(AVAILABLE RECORDS Opens)

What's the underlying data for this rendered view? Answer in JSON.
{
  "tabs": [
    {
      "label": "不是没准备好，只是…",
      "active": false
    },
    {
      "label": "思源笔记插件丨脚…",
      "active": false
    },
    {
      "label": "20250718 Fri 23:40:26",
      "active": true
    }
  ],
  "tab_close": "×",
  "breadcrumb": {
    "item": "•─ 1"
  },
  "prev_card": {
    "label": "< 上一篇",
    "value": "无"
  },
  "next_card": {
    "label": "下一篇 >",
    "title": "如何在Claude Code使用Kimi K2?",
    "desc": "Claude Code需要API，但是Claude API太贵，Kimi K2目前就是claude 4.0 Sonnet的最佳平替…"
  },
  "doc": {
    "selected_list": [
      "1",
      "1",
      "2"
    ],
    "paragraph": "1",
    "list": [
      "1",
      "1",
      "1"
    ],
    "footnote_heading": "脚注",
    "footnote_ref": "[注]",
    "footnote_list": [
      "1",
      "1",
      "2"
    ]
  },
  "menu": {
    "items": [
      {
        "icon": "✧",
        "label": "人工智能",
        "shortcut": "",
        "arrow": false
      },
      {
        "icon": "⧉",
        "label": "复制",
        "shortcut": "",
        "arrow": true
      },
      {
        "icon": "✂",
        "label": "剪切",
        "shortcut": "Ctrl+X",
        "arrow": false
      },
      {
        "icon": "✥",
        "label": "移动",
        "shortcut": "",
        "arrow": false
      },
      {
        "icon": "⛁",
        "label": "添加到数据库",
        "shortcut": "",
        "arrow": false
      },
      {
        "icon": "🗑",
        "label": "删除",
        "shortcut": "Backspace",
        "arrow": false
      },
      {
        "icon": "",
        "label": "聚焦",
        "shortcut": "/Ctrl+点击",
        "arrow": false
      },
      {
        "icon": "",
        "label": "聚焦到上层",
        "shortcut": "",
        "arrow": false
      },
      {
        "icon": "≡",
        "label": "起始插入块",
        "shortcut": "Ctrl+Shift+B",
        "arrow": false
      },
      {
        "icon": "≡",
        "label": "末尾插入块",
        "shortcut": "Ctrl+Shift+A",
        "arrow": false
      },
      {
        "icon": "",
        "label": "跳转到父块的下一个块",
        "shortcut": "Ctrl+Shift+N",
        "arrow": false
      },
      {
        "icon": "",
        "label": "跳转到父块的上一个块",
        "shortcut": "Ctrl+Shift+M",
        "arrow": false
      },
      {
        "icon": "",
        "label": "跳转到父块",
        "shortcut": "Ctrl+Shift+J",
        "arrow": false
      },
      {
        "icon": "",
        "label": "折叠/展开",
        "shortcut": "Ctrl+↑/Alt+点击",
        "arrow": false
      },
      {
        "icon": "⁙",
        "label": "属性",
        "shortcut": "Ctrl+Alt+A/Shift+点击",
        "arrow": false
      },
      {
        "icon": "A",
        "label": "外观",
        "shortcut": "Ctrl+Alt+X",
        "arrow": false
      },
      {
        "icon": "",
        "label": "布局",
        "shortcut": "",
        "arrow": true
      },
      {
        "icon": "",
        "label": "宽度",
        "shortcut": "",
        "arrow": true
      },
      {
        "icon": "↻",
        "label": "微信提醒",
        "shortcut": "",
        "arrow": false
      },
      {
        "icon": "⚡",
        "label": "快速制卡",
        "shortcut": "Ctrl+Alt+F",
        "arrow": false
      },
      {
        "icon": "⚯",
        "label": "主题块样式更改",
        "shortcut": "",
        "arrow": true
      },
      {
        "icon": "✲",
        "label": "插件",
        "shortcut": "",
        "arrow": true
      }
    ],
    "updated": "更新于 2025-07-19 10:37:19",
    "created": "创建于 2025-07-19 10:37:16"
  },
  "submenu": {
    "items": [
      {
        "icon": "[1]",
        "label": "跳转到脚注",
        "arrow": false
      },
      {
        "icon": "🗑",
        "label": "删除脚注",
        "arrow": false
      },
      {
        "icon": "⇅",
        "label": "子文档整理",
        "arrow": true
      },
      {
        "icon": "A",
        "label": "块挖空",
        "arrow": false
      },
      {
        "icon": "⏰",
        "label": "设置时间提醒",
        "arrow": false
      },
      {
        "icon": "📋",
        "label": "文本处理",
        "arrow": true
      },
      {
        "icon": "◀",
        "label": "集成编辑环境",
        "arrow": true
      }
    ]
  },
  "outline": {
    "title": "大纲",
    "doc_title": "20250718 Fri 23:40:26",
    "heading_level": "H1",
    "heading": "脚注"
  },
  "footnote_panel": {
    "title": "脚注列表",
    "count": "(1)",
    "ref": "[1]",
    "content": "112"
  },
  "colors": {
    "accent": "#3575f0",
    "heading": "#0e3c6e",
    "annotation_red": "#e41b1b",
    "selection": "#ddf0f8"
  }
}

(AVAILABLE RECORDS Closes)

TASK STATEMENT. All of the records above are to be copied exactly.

REPLY TO THE EXERCISE.
What's the underlying data for this rendered view? Answer in JSON.
{
  "tabs": [
    {
      "label": "不是没准备好，只是…",
      "active": false
    },
    {
      "label": "思源笔记插件丨脚…",
      "active": false
    },
    {
      "label": "20250718 Fri 23:40:26",
      "active": true
    }
  ],
  "tab_close": "×",
  "breadcrumb": {
    "item": "•─ 1"
  },
  "prev_card": {
    "label": "< 上一篇",
    "value": "无"
  },
  "next_card": {
    "label": "下一篇 >",
    "title": "如何在Claude Code使用Kimi K2?",
    "desc": "Claude Code需要API，但是Claude API太贵，Kimi K2目前就是claude 4.0 Sonnet的最佳平替…"
  },
  "doc": {
    "selected_list": [
      "1",
      "1",
      "2"
    ],
    "paragraph": "1",
    "list": [
      "1",
      "1",
      "1"
    ],
    "footnote_heading": "脚注",
    "footnote_ref": "[注]",
    "footnote_list": [
      "1",
      "1",
      "2"
    ]
  },
  "menu": {
    "items": [
      {
        "icon": "✧",
        "label": "人工智能",
        "shortcut": "",
        "arrow": false
      },
      {
        "icon": "⧉",
        "label": "复制",
        "shortcut": "",
        "arrow": true
      },
      {
        "icon": "✂",
        "label": "剪切",
        "shortcut": "Ctrl+X",
        "arrow": false
      },
      {
        "icon": "✥",
        "label": "移动",
        "shortcut": "",
        "arrow": false
      },
      {
        "icon": "⛁",
        "label": "添加到数据库",
        "shortcut": "",
        "arrow": false
      },
      {
        "icon": "🗑",
        "label": "删除",
        "shortcut": "Backspace",
        "arrow": false
      },
      {
        "icon": "",
        "label": "聚焦",
        "shortcut": "/Ctrl+点击",
        "arrow": false
      },
      {
        "icon": "",
        "label": "聚焦到上层",
        "shortcut": "",
        "arrow": false
      },
      {
        "icon": "≡",
        "label": "起始插入块",
        "shortcut": "Ctrl+Shift+B",
        "arrow": false
      },
      {
        "icon": "≡",
        "label": "末尾插入块",
        "shortcut": "Ctrl+Shift+A",
        "arrow": false
      },
      {
        "icon": "",
        "label": "跳转到父块的下一个块",
        "shortcut": "Ctrl+Shift+N",
        "arrow": false
      },
      {
        "icon": "",
        "label": "跳转到父块的上一个块",
        "shortcut": "Ctrl+Shift+M",
        "arrow": false
      },
      {
        "icon": "",
        "label": "跳转到父块",
        "shortcut": "Ctrl+Shift+J",
        "arrow": false
      },
      {
        "icon": "",
        "label": "折叠/展开",
        "shortcut": "Ctrl+↑/Alt+点击",
        "arrow": false
      },
      {
        "icon": "⁙",
        "label": "属性",
        "shortcut": "Ctrl+Alt+A/Shift+点击",
        "arrow": false
      },
      {
        "icon": "A",
        "label": "外观",
        "shortcut": "Ctrl+Alt+X",
        "arrow": false
      },
      {
        "icon": "",
        "label": "布局",
        "shortcut": "",
        "arrow": true
      },
      {
        "icon": "",
        "label": "宽度",
        "shortcut": "",
        "arrow": true
      },
      {
        "icon": "↻",
        "label": "微信提醒",
        "shortcut": "",
        "arrow": false
      },
      {
        "icon": "⚡",
        "label": "快速制卡",
        "shortcut": "Ctrl+Alt+F",
        "arrow": false
      },
      {
        "icon": "⚯",
        "label": "主题块样式更改",
        "shortcut": "",
        "arrow": true
      },
      {
        "icon": "✲",
        "label": "插件",
        "shortcut": "",
        "arrow": true
      }
    ],
    "updated": "更新于 2025-07-19 10:37:19",
    "created": "创建于 2025-07-19 10:37:16"
  },
  "submenu": {
    "items": [
      {
        "icon": "[1]",
        "label": "跳转到脚注",
        "arrow": false
      },
      {
        "icon": "🗑",
        "label": "删除脚注",
        "arrow": false
      },
      {
        "icon": "⇅",
        "label": "子文档整理",
        "arrow": true
      },
      {
        "icon": "A",
        "label": "块挖空",
        "arrow": false
      },
      {
        "icon": "⏰",
        "label": "设置时间提醒",
        "arrow": false
      },
      {
        "icon": "📋",
        "label": "文本处理",
        "arrow": true
      },
      {
        "icon": "◀",
        "label": "集成编辑环境",
        "arrow": true
      }
    ]
  },
  "outline": {
    "title": "大纲",
    "doc_title": "20250718 Fri 23:40:26",
    "heading_level": "H1",
    "heading": "脚注"
  },
  "footnote_panel": {
    "title": "脚注列表",
    "count": "(1)",
    "ref": "[1]",
    "content": "112"
  },
  "colors": {
    "accent": "#3575f0",
    "heading": "#0e3c6e",
    "annotation_red": "#e41b1b",
    "selection": "#ddf0f8"
  }
}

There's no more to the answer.